For discussion of how the problem of perception, somewhat differently construed, arises in the senses other than vision, see Perkins (1983). There is much literature on non-visual perception, not all of it addressing the problem of perception, but much of it will be relevant to considering the problem of perception in non-visual modalities: on sounds, see Nudds (2001), O’Callaghan (2007), Nudds and O’Callaghan (2009); on smell, see Batty (2011), Richardson (2013a, 2013b); on touch, see O’Shaughnessy (1989), Martin (1992) and Fulkerson (2014); for the senses in general, see Nudds (2003), Macpherson (2011, 2011a) and Stokes, Matthen, and Briggs (2015)). On multisensory perception, see O’Callaghan (2019).
How to cite this entry. Preview the PDF version of this entry at the Friends of the SEP Society. Look up topics and thinkers related to this entry at the Internet Philosophy Ontology Project (InPhO). Enhanced bibliography for this entry at PhilPapers, with links to its database.
- The Illusions Index maintained by Fiona Macpherson (University of Glasgow, Centre for the Study of Perceptual Experience), designed by Keith Wilson and Mucky Puddle.
- Akiyoshi’s Illusion Pages: The Latest Works, maintained by Akiyoshi Kitaoka (Ritsumeikan University).
- Edward Adelson’s illusion pages, by Edward Adelson, MIT.

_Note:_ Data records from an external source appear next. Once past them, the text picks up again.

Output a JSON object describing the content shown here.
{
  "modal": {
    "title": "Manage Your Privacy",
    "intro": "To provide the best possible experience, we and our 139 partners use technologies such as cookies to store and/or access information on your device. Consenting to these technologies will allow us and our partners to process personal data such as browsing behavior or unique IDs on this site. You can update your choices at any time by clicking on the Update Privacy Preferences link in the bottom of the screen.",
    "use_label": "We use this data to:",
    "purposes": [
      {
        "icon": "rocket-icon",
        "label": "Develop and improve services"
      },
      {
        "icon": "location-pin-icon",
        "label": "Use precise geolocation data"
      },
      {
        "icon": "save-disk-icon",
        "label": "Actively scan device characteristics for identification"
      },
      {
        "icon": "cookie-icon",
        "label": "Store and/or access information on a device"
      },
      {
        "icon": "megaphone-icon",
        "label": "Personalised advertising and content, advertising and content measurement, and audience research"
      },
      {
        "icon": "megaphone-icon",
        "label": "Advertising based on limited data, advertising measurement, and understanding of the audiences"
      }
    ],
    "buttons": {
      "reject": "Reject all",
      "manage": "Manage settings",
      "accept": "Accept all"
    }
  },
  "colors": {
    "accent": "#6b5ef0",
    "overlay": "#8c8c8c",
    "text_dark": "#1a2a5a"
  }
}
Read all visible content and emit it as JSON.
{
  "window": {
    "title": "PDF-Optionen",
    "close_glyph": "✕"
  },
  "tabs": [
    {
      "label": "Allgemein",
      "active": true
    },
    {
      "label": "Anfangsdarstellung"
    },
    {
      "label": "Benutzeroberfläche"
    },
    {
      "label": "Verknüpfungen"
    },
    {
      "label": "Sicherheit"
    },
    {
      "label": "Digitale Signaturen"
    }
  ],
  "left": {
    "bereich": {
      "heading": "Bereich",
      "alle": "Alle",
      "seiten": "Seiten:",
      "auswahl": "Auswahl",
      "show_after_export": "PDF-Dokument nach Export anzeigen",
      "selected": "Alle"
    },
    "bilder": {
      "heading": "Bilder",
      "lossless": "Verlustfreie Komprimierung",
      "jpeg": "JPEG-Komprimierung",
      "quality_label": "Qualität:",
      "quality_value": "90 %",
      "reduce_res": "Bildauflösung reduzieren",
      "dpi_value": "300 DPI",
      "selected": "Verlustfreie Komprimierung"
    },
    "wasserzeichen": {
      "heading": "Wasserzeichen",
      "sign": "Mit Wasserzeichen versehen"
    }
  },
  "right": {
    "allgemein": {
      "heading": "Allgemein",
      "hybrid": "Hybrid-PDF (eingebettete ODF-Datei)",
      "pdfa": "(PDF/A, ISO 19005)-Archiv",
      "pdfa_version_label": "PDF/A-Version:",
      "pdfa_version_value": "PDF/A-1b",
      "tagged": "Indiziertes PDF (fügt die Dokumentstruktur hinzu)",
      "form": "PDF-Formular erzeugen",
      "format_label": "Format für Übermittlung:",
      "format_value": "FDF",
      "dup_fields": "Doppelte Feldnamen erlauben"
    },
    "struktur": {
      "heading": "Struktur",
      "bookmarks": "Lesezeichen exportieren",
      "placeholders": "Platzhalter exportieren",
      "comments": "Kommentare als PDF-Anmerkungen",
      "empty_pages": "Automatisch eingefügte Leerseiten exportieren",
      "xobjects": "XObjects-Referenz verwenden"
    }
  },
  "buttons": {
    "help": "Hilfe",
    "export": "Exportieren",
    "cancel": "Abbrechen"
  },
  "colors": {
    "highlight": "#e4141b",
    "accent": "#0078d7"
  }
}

We are very grateful to Tim Bayne, David Chalmers, Katalin Farkas, Mike Martin and Susanna Siegel for their comments on previous versions of this entry. For discussion thanks to Arif Ahmed, Joshua Gert, Anil Gomes, Penelope Mackie, and Lee Walters.